HISTORY OF RTC
RTC has come a long way since the first conference was held in October 2005. The inaugural conference, created from the vision of Wesley Benn, was an intimate affair, attracting 89 attendees to a location outside Sydney, Australia. A single stream of sessions was offered.
In subsequent years the conference grew steadily, both in numbers and, importantly in the range and depth of the sessions offered. The second conference was held at Port Stephens, NSW, Australia. 120 delegates made the journey.
2007 introduced the RTC Roadshow, the only time the conference has been held in this way. The Conference, in a one day format toured Brisbane, Sydney, Auckland, Melbourne and Perth, introducing large numbers to RTC.
In 2008, returning to a 3 day format, the conference was held in Sydney, Australia. Attendance numbers were affected by a late change of venue, but still 165 came. This conference greatly increased the number of classes to cover the rapid uptake of Revit in engineering disciplines, with three and sometimes four classes held concurrently for a total of 32 sessions with 26 speakers.
2009 witnessed exponential growth despite the serious setbacks of the Global Financial Crisis and the Swine Flu Epidemic. Held in Melbourne, Australia, attendance increased to 218, allowing for four continuous streams (covering 65 sessions delivered by 45 speakers), with the introduction of Principals’ Day, ‘Presentation & Visualisation’ and ‘BIM Manager’ streams, as well as lab sessions, a much expanded exhibition area, and the first ‘glorious gadgets’ session. The conference also sparked the great Revit content debate which has led to the ANZRS Content Guidelines project (www.anzrs.org).
In 2010, the 6th RTC event was held in Sydney, Australia. The conference attracted over 300 participants (up 35% from 2009) from 10 countries, who chose from 72 classes, labs, discussion forums, and presentations with five simultaneous streams.
Most of the participants at the first conference came from architecture and interior design, but now with the emergence of Revit MEP and Revit Structure, and the increasing use of applications such as Navisworks and ProjectWise, the conference has seen a dramatic increase in the number of attendees from engineering disciplines.

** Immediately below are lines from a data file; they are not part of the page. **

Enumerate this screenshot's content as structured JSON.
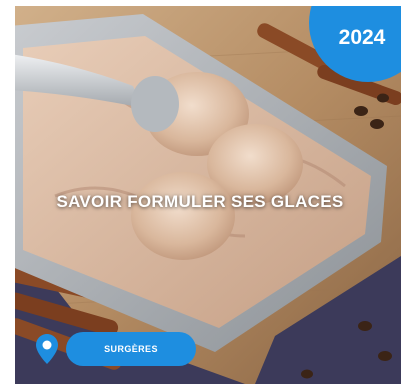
{
  "card": {
    "title": "SAVOIR FORMULER SES GLACES",
    "year": "2024",
    "location": "SURGÈRES",
    "image_subject": "chocolate ice cream in a metal tray with scoop, cinnamon sticks and coffee beans"
  },
  "colors": {
    "accent": "#1e8ee0",
    "text": "#ffffff"
  },
  "icons": {
    "location": "map-pin-icon"
  }
}
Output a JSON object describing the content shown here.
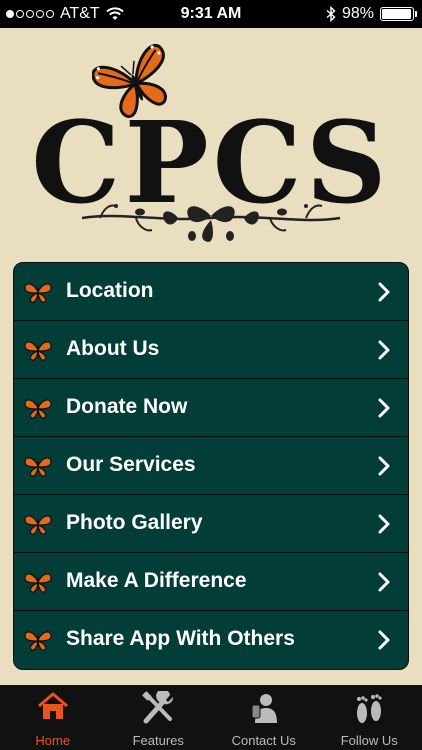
{
  "status_bar": {
    "carrier": "AT&T",
    "time": "9:31 AM",
    "battery": "98%",
    "battery_level": 0.98,
    "signal_bars": 1
  },
  "header": {
    "logo_text": "CPCS"
  },
  "menu": {
    "items": [
      {
        "label": "Location",
        "icon": "butterfly-icon"
      },
      {
        "label": "About Us",
        "icon": "butterfly-icon"
      },
      {
        "label": "Donate Now",
        "icon": "butterfly-icon"
      },
      {
        "label": "Our Services",
        "icon": "butterfly-icon"
      },
      {
        "label": "Photo Gallery",
        "icon": "butterfly-icon"
      },
      {
        "label": "Make A Difference",
        "icon": "butterfly-icon"
      },
      {
        "label": "Share App With Others",
        "icon": "butterfly-icon"
      }
    ]
  },
  "tab_bar": {
    "tabs": [
      {
        "label": "Home",
        "icon": "home-icon",
        "active": true
      },
      {
        "label": "Features",
        "icon": "tools-icon",
        "active": false
      },
      {
        "label": "Contact Us",
        "icon": "contact-person-icon",
        "active": false
      },
      {
        "label": "Follow Us",
        "icon": "footprints-icon",
        "active": false
      }
    ]
  },
  "colors": {
    "background": "#e9dec0",
    "menu_background": "#023d37",
    "accent": "#e8541c",
    "tab_bar_background": "#111111"
  }
}
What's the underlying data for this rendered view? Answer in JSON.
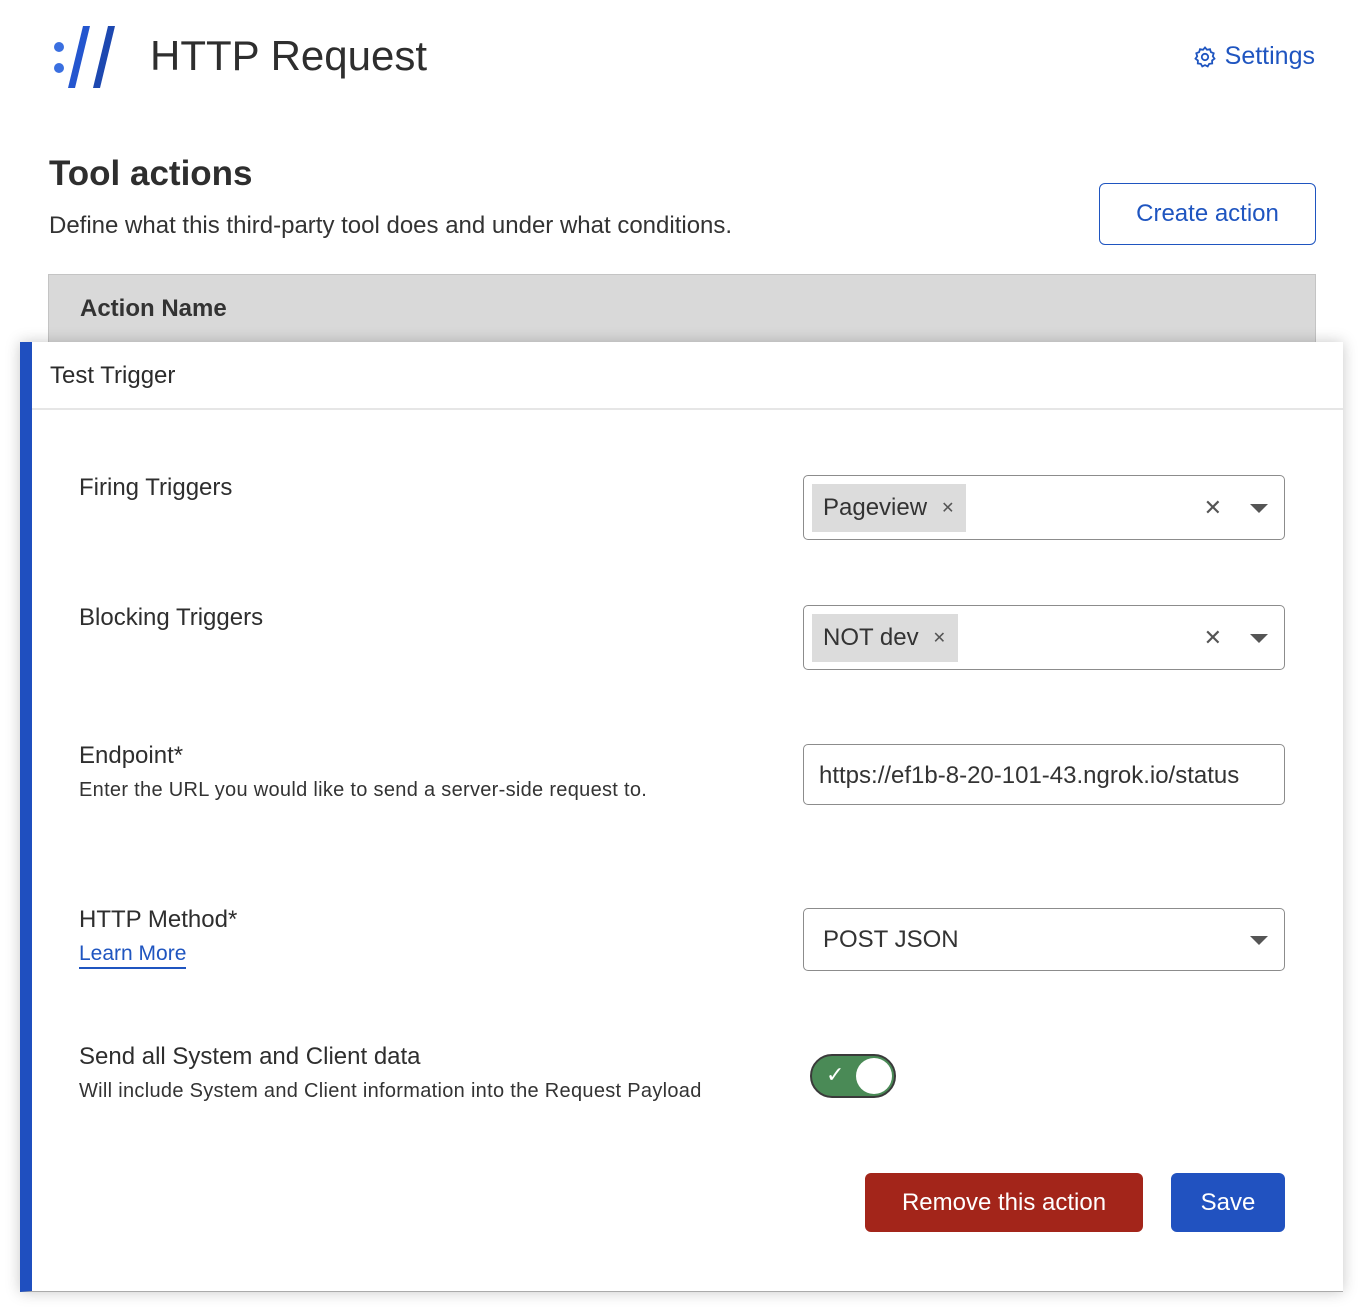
{
  "header": {
    "title": "HTTP Request",
    "settings_label": "Settings",
    "logo": "colon-double-slash-logo"
  },
  "section": {
    "title": "Tool actions",
    "subtitle": "Define what this third-party tool does and under what conditions.",
    "create_button": "Create action"
  },
  "table": {
    "column_header": "Action Name"
  },
  "action": {
    "name": "Test Trigger",
    "firing_triggers": {
      "label": "Firing Triggers",
      "chips": [
        "Pageview"
      ]
    },
    "blocking_triggers": {
      "label": "Blocking Triggers",
      "chips": [
        "NOT dev"
      ]
    },
    "endpoint": {
      "label": "Endpoint*",
      "description": "Enter the URL you would like to send a server-side request to.",
      "value": "https://ef1b-8-20-101-43.ngrok.io/status"
    },
    "http_method": {
      "label": "HTTP Method*",
      "link": "Learn More",
      "value": "POST JSON"
    },
    "send_data": {
      "label": "Send all System and Client data",
      "description": "Will include System and Client information into the Request Payload",
      "enabled": true
    },
    "remove_button": "Remove this action",
    "save_button": "Save"
  },
  "colors": {
    "accent": "#1f55c0",
    "danger": "#a3251a",
    "toggle_on": "#4a8a56"
  }
}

The 2010 and 2011 conferences have hosted delegates from contracting, public works, project management and education. In fact, principals, office managers, architects, engineers, students, academics in related fields, CAD/BIM managers, construction managers, contractors, quantity surveyors, subcontractors, developers, project managers, property owners, draftspersons, designers, digital modellers, and visualisation artists were all represented. Many firms chose to send a number of participants to cover the range of subjects on offer.
In 2011, RTC was held on Australia’s Gold Coast, attracting 460 delegates (an increase of over 50% on the previous year). In addition to this (and following many years of encouragement from industry and peers in the USA), the inaugural RTC North America event was held in California. It was an overwhelming success, attracting 300 attendees in its first year, offering up to 8 concurrent streams and almost 100 classes. You can imagine our delight when we found that over 76% of survey respondents rated our inaugural conference as 'Excellent' and over 90% of respondents stated they would attend in the future.
In 2012, RTC Australasia was held in Wollongong, NSW, offering 7 concurrent streams and over 90 classes. This event saw a slight decline in numbers, attracting 395 delegates. This decrease has been attributed to the location of the event and the undesirability of the destination as seen by potential attendees. RTC North America was held in Stone Mountain, Georgia, the event attracted 365 attendees, a 27% increase on the previous year. With over 100 classes across 8 concurrent streams, RTC has firmly developed its brand within the North American market.
RTC will continue to offer advice and training from some of the world's top instructors and industry experts, bringing relevant techniques, honed in practice, to attendees. It will continue to attract the support of key industry players, offering an event targeted to the specific needs of users with Revit at the centre of their workflows. Growth in attendance has allowed the conference to cover a broader and deeper range of subjects, but RTC will always pride itself on its intimate, friendly and casual nature.